WORK INSTRUCTION:
The expected output is each line in the data below that includes the string "header".

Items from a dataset
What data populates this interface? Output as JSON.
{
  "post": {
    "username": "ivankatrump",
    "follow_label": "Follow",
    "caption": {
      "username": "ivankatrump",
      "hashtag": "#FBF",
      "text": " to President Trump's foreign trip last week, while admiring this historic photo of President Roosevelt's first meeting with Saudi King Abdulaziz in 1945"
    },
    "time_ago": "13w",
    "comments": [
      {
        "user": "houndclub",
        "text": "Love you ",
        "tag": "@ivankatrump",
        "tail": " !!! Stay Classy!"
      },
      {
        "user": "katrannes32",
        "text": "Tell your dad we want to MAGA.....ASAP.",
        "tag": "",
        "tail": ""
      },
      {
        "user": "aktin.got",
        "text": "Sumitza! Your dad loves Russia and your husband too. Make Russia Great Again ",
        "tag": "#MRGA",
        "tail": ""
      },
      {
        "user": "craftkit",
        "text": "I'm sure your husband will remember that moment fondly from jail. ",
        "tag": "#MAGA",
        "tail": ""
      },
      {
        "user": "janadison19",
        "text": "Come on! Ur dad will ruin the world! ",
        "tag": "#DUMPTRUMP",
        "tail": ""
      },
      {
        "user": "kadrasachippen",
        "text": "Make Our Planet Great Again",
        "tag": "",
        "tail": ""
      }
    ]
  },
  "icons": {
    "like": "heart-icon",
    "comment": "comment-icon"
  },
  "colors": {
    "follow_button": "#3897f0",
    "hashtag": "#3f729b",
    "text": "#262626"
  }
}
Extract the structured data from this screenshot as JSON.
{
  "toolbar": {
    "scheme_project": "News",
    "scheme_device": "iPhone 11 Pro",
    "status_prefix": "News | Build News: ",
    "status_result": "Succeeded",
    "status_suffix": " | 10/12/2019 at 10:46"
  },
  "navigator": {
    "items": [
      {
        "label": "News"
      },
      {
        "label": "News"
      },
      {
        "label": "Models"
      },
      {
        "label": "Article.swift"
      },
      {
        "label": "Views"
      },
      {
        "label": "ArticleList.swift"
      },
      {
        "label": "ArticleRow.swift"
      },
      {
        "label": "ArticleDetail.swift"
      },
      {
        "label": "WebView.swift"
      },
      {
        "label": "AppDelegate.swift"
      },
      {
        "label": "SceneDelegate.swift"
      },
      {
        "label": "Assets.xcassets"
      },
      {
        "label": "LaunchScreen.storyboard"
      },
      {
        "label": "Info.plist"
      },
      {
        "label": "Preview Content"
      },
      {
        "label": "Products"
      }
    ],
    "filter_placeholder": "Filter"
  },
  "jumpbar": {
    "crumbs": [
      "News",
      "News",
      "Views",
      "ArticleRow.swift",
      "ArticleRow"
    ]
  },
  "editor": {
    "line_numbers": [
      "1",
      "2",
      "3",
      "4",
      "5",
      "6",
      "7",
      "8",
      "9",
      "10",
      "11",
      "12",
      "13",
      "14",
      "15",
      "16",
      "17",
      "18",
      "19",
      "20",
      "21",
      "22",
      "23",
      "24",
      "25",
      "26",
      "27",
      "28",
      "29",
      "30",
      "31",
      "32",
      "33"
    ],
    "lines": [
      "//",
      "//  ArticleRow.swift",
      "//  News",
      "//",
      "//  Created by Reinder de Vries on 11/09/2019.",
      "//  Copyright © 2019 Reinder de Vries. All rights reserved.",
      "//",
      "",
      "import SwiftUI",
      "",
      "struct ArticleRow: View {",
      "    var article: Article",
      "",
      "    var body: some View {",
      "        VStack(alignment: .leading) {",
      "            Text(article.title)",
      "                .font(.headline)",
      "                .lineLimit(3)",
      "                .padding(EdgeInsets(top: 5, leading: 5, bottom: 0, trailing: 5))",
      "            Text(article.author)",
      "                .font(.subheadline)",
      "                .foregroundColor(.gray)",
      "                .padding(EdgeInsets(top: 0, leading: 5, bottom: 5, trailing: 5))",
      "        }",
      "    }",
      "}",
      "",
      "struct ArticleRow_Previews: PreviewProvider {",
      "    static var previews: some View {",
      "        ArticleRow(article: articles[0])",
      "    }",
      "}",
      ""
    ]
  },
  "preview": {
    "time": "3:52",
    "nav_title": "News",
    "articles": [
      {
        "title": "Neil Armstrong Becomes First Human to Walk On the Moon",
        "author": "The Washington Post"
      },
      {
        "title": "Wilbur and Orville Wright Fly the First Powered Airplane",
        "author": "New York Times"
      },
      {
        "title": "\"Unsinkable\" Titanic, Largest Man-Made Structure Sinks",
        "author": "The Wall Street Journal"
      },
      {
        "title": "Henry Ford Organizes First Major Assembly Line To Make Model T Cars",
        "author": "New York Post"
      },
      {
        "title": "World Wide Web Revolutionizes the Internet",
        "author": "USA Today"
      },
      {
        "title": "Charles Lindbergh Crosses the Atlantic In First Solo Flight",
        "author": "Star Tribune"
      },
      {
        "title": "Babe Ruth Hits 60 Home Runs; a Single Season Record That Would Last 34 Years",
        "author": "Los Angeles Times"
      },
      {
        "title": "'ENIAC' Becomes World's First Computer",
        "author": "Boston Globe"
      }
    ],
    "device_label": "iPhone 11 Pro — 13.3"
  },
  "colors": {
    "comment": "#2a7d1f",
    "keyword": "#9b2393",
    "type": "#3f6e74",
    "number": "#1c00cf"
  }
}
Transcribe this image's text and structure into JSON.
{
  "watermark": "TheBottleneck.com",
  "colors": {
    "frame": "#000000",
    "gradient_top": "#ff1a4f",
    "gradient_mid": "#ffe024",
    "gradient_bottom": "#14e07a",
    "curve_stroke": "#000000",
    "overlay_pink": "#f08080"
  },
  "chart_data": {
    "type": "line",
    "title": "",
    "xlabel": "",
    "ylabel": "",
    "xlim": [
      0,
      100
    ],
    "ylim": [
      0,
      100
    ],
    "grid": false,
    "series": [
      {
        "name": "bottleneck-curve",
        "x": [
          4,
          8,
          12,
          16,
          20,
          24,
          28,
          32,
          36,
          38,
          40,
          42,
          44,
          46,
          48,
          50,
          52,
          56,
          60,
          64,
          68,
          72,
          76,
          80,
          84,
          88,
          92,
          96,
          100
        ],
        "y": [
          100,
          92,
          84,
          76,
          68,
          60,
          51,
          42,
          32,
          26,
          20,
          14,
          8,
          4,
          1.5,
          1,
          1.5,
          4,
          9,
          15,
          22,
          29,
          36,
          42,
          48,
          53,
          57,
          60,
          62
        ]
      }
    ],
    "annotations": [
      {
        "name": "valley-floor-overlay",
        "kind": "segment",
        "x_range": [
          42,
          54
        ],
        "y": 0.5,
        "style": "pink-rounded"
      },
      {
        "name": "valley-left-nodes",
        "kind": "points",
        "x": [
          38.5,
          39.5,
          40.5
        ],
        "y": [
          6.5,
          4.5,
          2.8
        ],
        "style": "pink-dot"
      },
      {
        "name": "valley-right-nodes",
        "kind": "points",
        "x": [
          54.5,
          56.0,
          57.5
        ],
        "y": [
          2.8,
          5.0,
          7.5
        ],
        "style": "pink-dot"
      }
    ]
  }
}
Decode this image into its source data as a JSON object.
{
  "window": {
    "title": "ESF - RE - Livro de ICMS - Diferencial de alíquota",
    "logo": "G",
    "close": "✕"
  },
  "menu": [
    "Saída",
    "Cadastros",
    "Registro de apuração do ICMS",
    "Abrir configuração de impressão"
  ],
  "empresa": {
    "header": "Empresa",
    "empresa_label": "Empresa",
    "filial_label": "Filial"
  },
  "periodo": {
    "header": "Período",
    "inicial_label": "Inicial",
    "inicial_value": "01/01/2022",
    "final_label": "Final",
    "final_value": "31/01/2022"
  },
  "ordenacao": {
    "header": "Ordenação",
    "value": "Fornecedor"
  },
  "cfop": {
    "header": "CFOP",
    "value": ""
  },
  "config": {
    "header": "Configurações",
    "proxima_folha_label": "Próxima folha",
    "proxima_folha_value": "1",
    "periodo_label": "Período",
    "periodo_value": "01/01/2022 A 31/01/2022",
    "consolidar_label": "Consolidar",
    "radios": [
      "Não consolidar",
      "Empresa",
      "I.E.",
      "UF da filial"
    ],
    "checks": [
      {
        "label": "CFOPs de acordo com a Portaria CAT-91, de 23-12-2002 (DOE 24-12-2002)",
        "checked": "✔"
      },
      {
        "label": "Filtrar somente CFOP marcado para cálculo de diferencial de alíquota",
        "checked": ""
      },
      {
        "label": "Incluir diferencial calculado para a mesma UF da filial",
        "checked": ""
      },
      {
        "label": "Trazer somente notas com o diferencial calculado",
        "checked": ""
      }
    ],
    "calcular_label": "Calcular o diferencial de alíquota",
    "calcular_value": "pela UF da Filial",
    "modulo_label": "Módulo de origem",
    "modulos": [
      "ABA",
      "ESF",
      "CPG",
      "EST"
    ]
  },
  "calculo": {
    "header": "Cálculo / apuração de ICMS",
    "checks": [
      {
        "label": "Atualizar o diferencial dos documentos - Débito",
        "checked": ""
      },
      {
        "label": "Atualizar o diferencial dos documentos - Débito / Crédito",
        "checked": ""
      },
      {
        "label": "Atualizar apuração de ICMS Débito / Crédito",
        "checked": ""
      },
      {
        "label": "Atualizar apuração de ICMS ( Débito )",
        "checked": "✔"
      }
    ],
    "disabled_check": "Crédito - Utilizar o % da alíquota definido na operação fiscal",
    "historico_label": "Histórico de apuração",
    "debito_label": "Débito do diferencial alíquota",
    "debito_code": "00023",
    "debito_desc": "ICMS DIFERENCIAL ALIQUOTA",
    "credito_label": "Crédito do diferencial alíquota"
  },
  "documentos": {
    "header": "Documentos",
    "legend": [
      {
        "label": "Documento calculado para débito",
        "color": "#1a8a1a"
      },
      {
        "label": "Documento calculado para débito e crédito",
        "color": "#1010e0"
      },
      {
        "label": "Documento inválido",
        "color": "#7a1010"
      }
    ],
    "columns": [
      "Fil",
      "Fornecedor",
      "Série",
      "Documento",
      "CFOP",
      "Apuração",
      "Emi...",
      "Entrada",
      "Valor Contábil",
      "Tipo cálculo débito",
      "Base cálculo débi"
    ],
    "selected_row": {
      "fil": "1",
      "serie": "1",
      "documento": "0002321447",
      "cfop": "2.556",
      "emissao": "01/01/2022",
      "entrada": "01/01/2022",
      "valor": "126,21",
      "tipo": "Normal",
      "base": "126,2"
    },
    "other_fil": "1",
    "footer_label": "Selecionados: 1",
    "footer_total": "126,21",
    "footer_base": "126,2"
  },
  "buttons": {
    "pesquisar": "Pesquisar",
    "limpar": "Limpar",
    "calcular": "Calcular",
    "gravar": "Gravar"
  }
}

EXERCISE RESULT:
    "header": "Empresa",
    "header": "Período",
    "header": "Ordenação",
    "header": "CFOP",
    "header": "Configurações",
    "header": "Cálculo / apuração de ICMS",
    "header": "Documentos",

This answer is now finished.